As a host, there's nothing more galling than a no-show. A mom in the UK is threatening to bring her pet peeve straight to small claims court after a five year-old guest failed to show up at her child's birthday party.
Imagine dad Derek Nash's surprise when he opened his son's backpack and found a "proper invoice" for fees incurred at a birthday party little Alex had never attended. The bill was for £15.95 ($29) for the abortive rental cost at a dry ski slope. The dad was later threatened with legal action if he refused to pay.
Stop The Loot Bag Insanity
Though Nash accepted the invitation, his son didn't attend the party due to a conflict (he was "double booked" for a visit with his grandparents). He claimed he didn't have contact details for the mom organizing the festivities, which not entirely believable since he accepted the invitation.

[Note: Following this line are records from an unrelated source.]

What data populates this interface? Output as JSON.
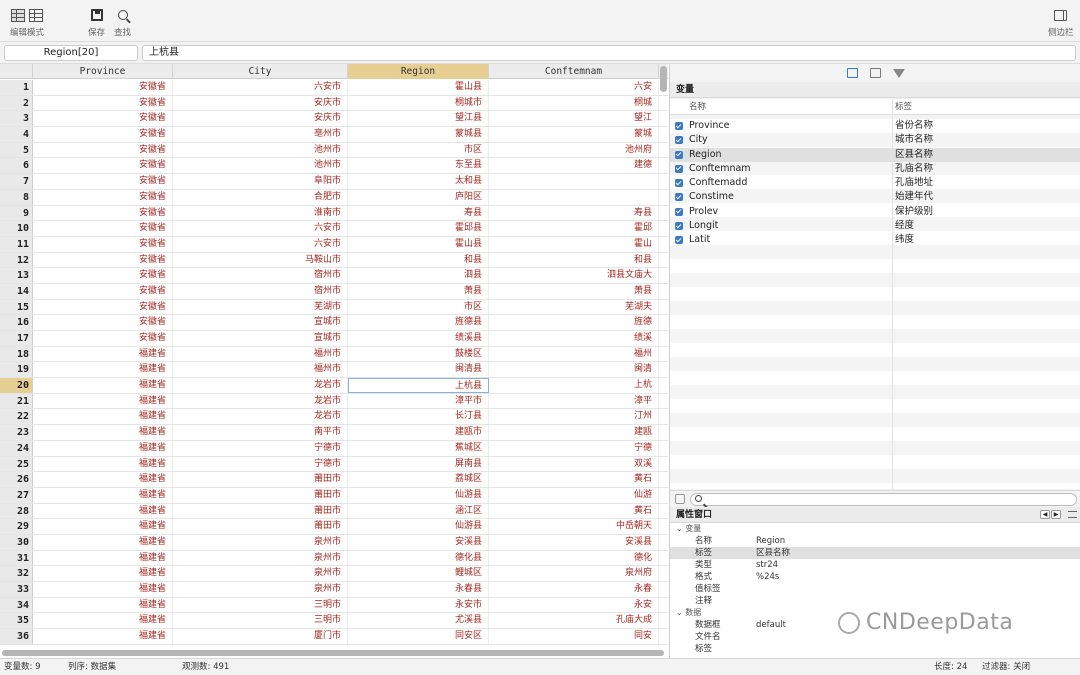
{
  "toolbar": {
    "edit_mode_label": "编辑模式",
    "save_label": "保存",
    "find_label": "查找",
    "sidebar_label": "侧边栏"
  },
  "cmdbar": {
    "cell_ref": "Region[20]",
    "cell_value": "上杭县"
  },
  "grid": {
    "columns": [
      "Province",
      "City",
      "Region",
      "Conftemnam"
    ],
    "selected_column": "Region",
    "selected_row": 20,
    "rows": [
      {
        "n": "1",
        "province": "安徽省",
        "city": "六安市",
        "region": "霍山县",
        "conf": "六安"
      },
      {
        "n": "2",
        "province": "安徽省",
        "city": "安庆市",
        "region": "桐城市",
        "conf": "桐城"
      },
      {
        "n": "3",
        "province": "安徽省",
        "city": "安庆市",
        "region": "望江县",
        "conf": "望江"
      },
      {
        "n": "4",
        "province": "安徽省",
        "city": "亳州市",
        "region": "蒙城县",
        "conf": "蒙城"
      },
      {
        "n": "5",
        "province": "安徽省",
        "city": "池州市",
        "region": "市区",
        "conf": "池州府"
      },
      {
        "n": "6",
        "province": "安徽省",
        "city": "池州市",
        "region": "东至县",
        "conf": "建德"
      },
      {
        "n": "7",
        "province": "安徽省",
        "city": "阜阳市",
        "region": "太和县",
        "conf": ""
      },
      {
        "n": "8",
        "province": "安徽省",
        "city": "合肥市",
        "region": "庐阳区",
        "conf": ""
      },
      {
        "n": "9",
        "province": "安徽省",
        "city": "淮南市",
        "region": "寿县",
        "conf": "寿县"
      },
      {
        "n": "10",
        "province": "安徽省",
        "city": "六安市",
        "region": "霍邱县",
        "conf": "霍邱"
      },
      {
        "n": "11",
        "province": "安徽省",
        "city": "六安市",
        "region": "霍山县",
        "conf": "霍山"
      },
      {
        "n": "12",
        "province": "安徽省",
        "city": "马鞍山市",
        "region": "和县",
        "conf": "和县"
      },
      {
        "n": "13",
        "province": "安徽省",
        "city": "宿州市",
        "region": "泗县",
        "conf": "泗县文庙大"
      },
      {
        "n": "14",
        "province": "安徽省",
        "city": "宿州市",
        "region": "萧县",
        "conf": "萧县"
      },
      {
        "n": "15",
        "province": "安徽省",
        "city": "芜湖市",
        "region": "市区",
        "conf": "芜湖夫"
      },
      {
        "n": "16",
        "province": "安徽省",
        "city": "宣城市",
        "region": "旌德县",
        "conf": "旌德"
      },
      {
        "n": "17",
        "province": "安徽省",
        "city": "宣城市",
        "region": "绩溪县",
        "conf": "绩溪"
      },
      {
        "n": "18",
        "province": "福建省",
        "city": "福州市",
        "region": "鼓楼区",
        "conf": "福州"
      },
      {
        "n": "19",
        "province": "福建省",
        "city": "福州市",
        "region": "闽清县",
        "conf": "闽清"
      },
      {
        "n": "20",
        "province": "福建省",
        "city": "龙岩市",
        "region": "上杭县",
        "conf": "上杭"
      },
      {
        "n": "21",
        "province": "福建省",
        "city": "龙岩市",
        "region": "漳平市",
        "conf": "漳平"
      },
      {
        "n": "22",
        "province": "福建省",
        "city": "龙岩市",
        "region": "长汀县",
        "conf": "汀州"
      },
      {
        "n": "23",
        "province": "福建省",
        "city": "南平市",
        "region": "建瓯市",
        "conf": "建瓯"
      },
      {
        "n": "24",
        "province": "福建省",
        "city": "宁德市",
        "region": "蕉城区",
        "conf": "宁德"
      },
      {
        "n": "25",
        "province": "福建省",
        "city": "宁德市",
        "region": "屏南县",
        "conf": "双溪"
      },
      {
        "n": "26",
        "province": "福建省",
        "city": "莆田市",
        "region": "荔城区",
        "conf": "黄石"
      },
      {
        "n": "27",
        "province": "福建省",
        "city": "莆田市",
        "region": "仙游县",
        "conf": "仙游"
      },
      {
        "n": "28",
        "province": "福建省",
        "city": "莆田市",
        "region": "涵江区",
        "conf": "黄石"
      },
      {
        "n": "29",
        "province": "福建省",
        "city": "莆田市",
        "region": "仙游县",
        "conf": "中岳朝天"
      },
      {
        "n": "30",
        "province": "福建省",
        "city": "泉州市",
        "region": "安溪县",
        "conf": "安溪县"
      },
      {
        "n": "31",
        "province": "福建省",
        "city": "泉州市",
        "region": "德化县",
        "conf": "德化"
      },
      {
        "n": "32",
        "province": "福建省",
        "city": "泉州市",
        "region": "鲤城区",
        "conf": "泉州府"
      },
      {
        "n": "33",
        "province": "福建省",
        "city": "泉州市",
        "region": "永春县",
        "conf": "永春"
      },
      {
        "n": "34",
        "province": "福建省",
        "city": "三明市",
        "region": "永安市",
        "conf": "永安"
      },
      {
        "n": "35",
        "province": "福建省",
        "city": "三明市",
        "region": "尤溪县",
        "conf": "孔庙大成"
      },
      {
        "n": "36",
        "province": "福建省",
        "city": "厦门市",
        "region": "同安区",
        "conf": "同安"
      }
    ]
  },
  "variables": {
    "title": "变量",
    "name_header": "名称",
    "label_header": "标签",
    "selected": "Region",
    "items": [
      {
        "name": "Province",
        "label": "省份名称"
      },
      {
        "name": "City",
        "label": "城市名称"
      },
      {
        "name": "Region",
        "label": "区县名称"
      },
      {
        "name": "Conftemnam",
        "label": "孔庙名称"
      },
      {
        "name": "Conftemadd",
        "label": "孔庙地址"
      },
      {
        "name": "Constime",
        "label": "始建年代"
      },
      {
        "name": "Prolev",
        "label": "保护级别"
      },
      {
        "name": "Longit",
        "label": "经度"
      },
      {
        "name": "Latit",
        "label": "纬度"
      }
    ]
  },
  "properties": {
    "title": "属性窗口",
    "group_variable": "变量",
    "group_data": "数据",
    "rows": [
      {
        "k": "名称",
        "v": "Region"
      },
      {
        "k": "标签",
        "v": "区县名称"
      },
      {
        "k": "类型",
        "v": "str24"
      },
      {
        "k": "格式",
        "v": "%24s"
      },
      {
        "k": "值标签",
        "v": ""
      },
      {
        "k": "注释",
        "v": ""
      }
    ],
    "data_rows": [
      {
        "k": "数据框",
        "v": "default"
      },
      {
        "k": "文件名",
        "v": ""
      },
      {
        "k": "标签",
        "v": ""
      }
    ]
  },
  "status": {
    "vars": "变量数: 9",
    "order": "列序: 数据集",
    "obs": "观测数: 491",
    "length": "长度: 24",
    "filter": "过滤器: 关闭"
  },
  "watermark": "CNDeepData",
  "colors": {
    "data_text": "#a4271f",
    "selection": "#e7cf93",
    "accent": "#3a78c8"
  }
}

Remember the commercial where a straw gets plugged into a juicy, ripe orange? Well, those supposedly premium orange juice brands are neither as fresh nor as natural as the ads would have us believe, yet they cost far more than concentrates.
Our friends at CBC Marketplace and Radio-Canada's L'épicerie revealed that the "not from concentrate" brands—including Tropicana, Simply Orange, Oasis—are just as processed as their cheaper alternatives.
In fact, such premium OJ is processed to keep it from spoiling. Then it's stored for months, even up to a year, before it finds its way to your fridge. So much for freshly squeezed!
After processing, juice has lost much of its colour and flavour. The juice is then infused with flavour packs that inject the orange taste back into the juice. Though the flavour packs (made from orange oils and orange essence) aren't artificial, the addition isn't listed on labels.
It's something Alissa Hamilton, OJ whistle blower and author of the book, Squeezed: What You Don’t Know About Orange Juice, thinks Canadian consumers deserve to know, especially given we pay quite the premium— $500m a year —on so-called premium juice. The Canadian Food Inspection Agency agrees with Hamilton, and wants manufacturers to list "added flavour" to their list of ingredients.
Would You Eat This "Test Tube" Burger?
"There's definitely a disconnect with that trend that we're seeing, that people actually prefer the taste of a processed product, and yet they still want to believe that what they're buying and drinking is fresh," said Hamilton. "...what you're getting back in these flavour packs is an engineered product."
In the U.S., several class-action lawsuits have been filed against manufacturers for "deceptive practices" when marketing their juices as fresh and natural. If natural flavour is being reinstated, then are companies truly guilty of false advertising? Can we trust what's printed on a label anymore?
I admit it, I've been conned... For a long time I've been buying the more expensive, premium brands of OJ, and now I'm more inclined to juice my own citrus (assuming a fresh orange can be found in Canada in January).
You tell me: Will you continue to buy 'fresh' orange juice?
Image Source: FreeImages.com
Sweden is in the news today after its children's channel aired a video featuring dancing cartoon penises and vaginas. All in the name of educating youngsters aged between three and six about anatomy, of course.
The clip may only be a minute long, but a minute is ample time to twist the knickers of a bunch of uptight adults. You need only cast a cursory glance at Barnkanalen's Facebook page to witness the reaction:
“What on earth? What the hell? Is this supposed to be educational?” wrote a user.
“I’ve always wondered how much drugs are being done in the children’s entertainment industry,” wrote another.
Ironically, the YouTube clip—which has now been seen some 3 million times—was initially set as "adult" content for users over 18, until it was later reassessed.
Oh Swedes; I admire your intrepid attitude to nudity and genital awareness! It's something we strive for here in the Americas, yet when it actually comes to saying the words "penis" and "vagina," we can't get over ourselves without giggles, titters, or mild embarrassment.
But let's be real here: preschoolers take more than a cursory interest in their bodies and bodily movements. And the songwriter - Johan Holmström - clearly knows his audience. His previous "hits" include: “Pee, Farting and Pooping,” “I Like Slime,” and “Molluscs in my Pants."
To my mind, cute (but accurate) genital cartoons are a good first step in educating kids, and they set a platform for future discussion about sex and the mechanics of reproduction.
Rather this approach than pretending there is something shamefully taboo and embarrassing lurking between their legs...
I think Sweden is on the right track; sadly, culturally, we may not be quite there yet.
What do you think of the video?
Image Source: YouTube